Continue up through your body. Concentrate now on your stomach. Contract your stomach and continue to breathe. Hold the tension for a count of four. Inhale deeply. As you exhale, let your stomach relax. Again, notice the difference the tension and relaxation.
Move your attention now to your hands. Curl your fingers into a tight fist in each hand. Hold your fists tight and notice the sense of tension as you continue to breathe. As you release your fists, let your hands relax back to a natural position. And notice the difference between the feeling of tension and relaxation in your hands.
Bend both arms now at the elbow (like Popeye). Flex both of your arms by making fists and pulling your fists up tightly to your shoulders. Notice the feeling in the tensed muscles of your upper arms. Take another inhale and as you exhale and relax your arms down to your sides. Take notice of any change in what you feel as you go from a state of tension to relaxation.
Push your shoulders up to your ears now. Hold this “shrugging” position for just a moment. Feel the tension in your neck and shoulder muscles. Feel the tension melt away as you relax your shoulders back down. Continue to breathe in and out.
Finish by tensing the muscles in your face. Scrunch your face as if you just bit into something sour. Feel your eyebrows pull together, your eyes pinch tightly shut, and your lips purse together. Notice the sensation of tenseness in your face for just a moment. Then allow your face to relax. Notice the release of tension from your forehead, eyes, cheeks, mouth and jaw.
See if you can find any other spot of tension in your body. Notice it and let it go.
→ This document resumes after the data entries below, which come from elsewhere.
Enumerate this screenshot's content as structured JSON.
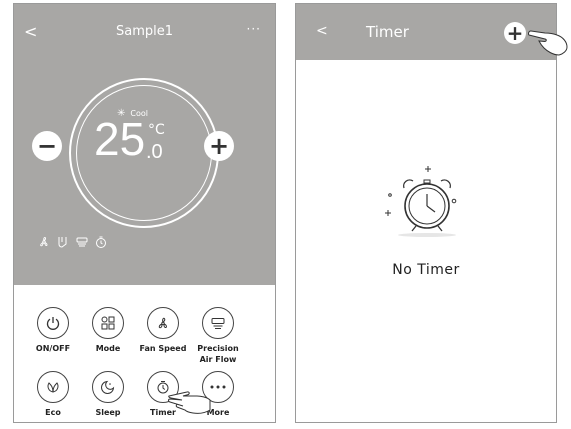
{
  "left_screen": {
    "header": {
      "back_glyph": "<",
      "title": "Sample1",
      "more_glyph": "···"
    },
    "dial": {
      "mode": "Cool",
      "mode_icon": "snowflake-icon",
      "temperature": "25",
      "decimal": ".0",
      "unit": "°C",
      "minus_glyph": "−",
      "plus_glyph": "+"
    },
    "status_icons": [
      "fan-icon",
      "swing-icon",
      "airflow-icon",
      "timer-icon"
    ],
    "controls": [
      {
        "label": "ON/OFF",
        "icon": "power-icon"
      },
      {
        "label": "Mode",
        "icon": "mode-icon"
      },
      {
        "label": "Fan Speed",
        "icon": "fan-icon"
      },
      {
        "label": "Precision Air Flow",
        "icon": "airflow-icon"
      },
      {
        "label": "Eco",
        "icon": "eco-leaf-icon"
      },
      {
        "label": "Sleep",
        "icon": "sleep-icon"
      },
      {
        "label": "Timer",
        "icon": "timer-icon"
      },
      {
        "label": "More",
        "icon": "more-dots-icon"
      }
    ]
  },
  "right_screen": {
    "header": {
      "back_glyph": "<",
      "title": "Timer",
      "add_glyph": "+"
    },
    "empty_state": {
      "icon": "alarm-clock-icon",
      "text": "No Timer"
    }
  },
  "colors": {
    "header_gray": "#a8a7a5",
    "foreground": "#ffffff",
    "text_dark": "#222222"
  }
}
Let yourself be still for a few moments. Just experience your relaxed muscles. Continue to breathe slowly and deeply. Feel any tension flow out. Your relaxation can get deeper with each breath.
- Inhale deeply through your nose with your mouth closed to a count of four.
- Exhale through your mouth slowly - also to a count four. On the exhale, imagine that the tension leaving your body, flowing out with each exhale.
- Repeat this three to four times. If at any point you feel dizzy or light-headed, return to your normal breathing.
When you’re ready, bring your attention back to your breathing. Notice your body and how it feels. If you’ve had your eyes closed, imagine the room. When you’re ready, open your eyes.
Practice, practice, practice
Done regularly, this exercise can train your body to know the difference between tension and relaxation. This can help you reduce muscle tension and manage stress and anxiety. Take time for a session whenever you begin to feel stressed out. For example, if you work at a desk, you can do a mini-relaxation on the muscles you use in your work, such as the neck and shoulders. Make progressive muscle relaxation or other stress-reducing techniques, such as meditation and deep breathing, a part of your daily routine.
These materials were developed by the United States Department of Veterans Affairs (“VA”) in collaboration with Aetna Inc. (“Aetna”). These materials may be reproduced for use within your practice. These materials do not constitute medical diagnostic or treatment advice and are intended only to supplement information generally available to health care professionals with more specific information about the unique attributes, needs and services available to Veterans. Health care providers (other than VA employees) using these materials are solely responsible for the health care they deliver to patients and shall not be deemed agents or employees of the VA or Aetna. These materials are not intended for use by the general public.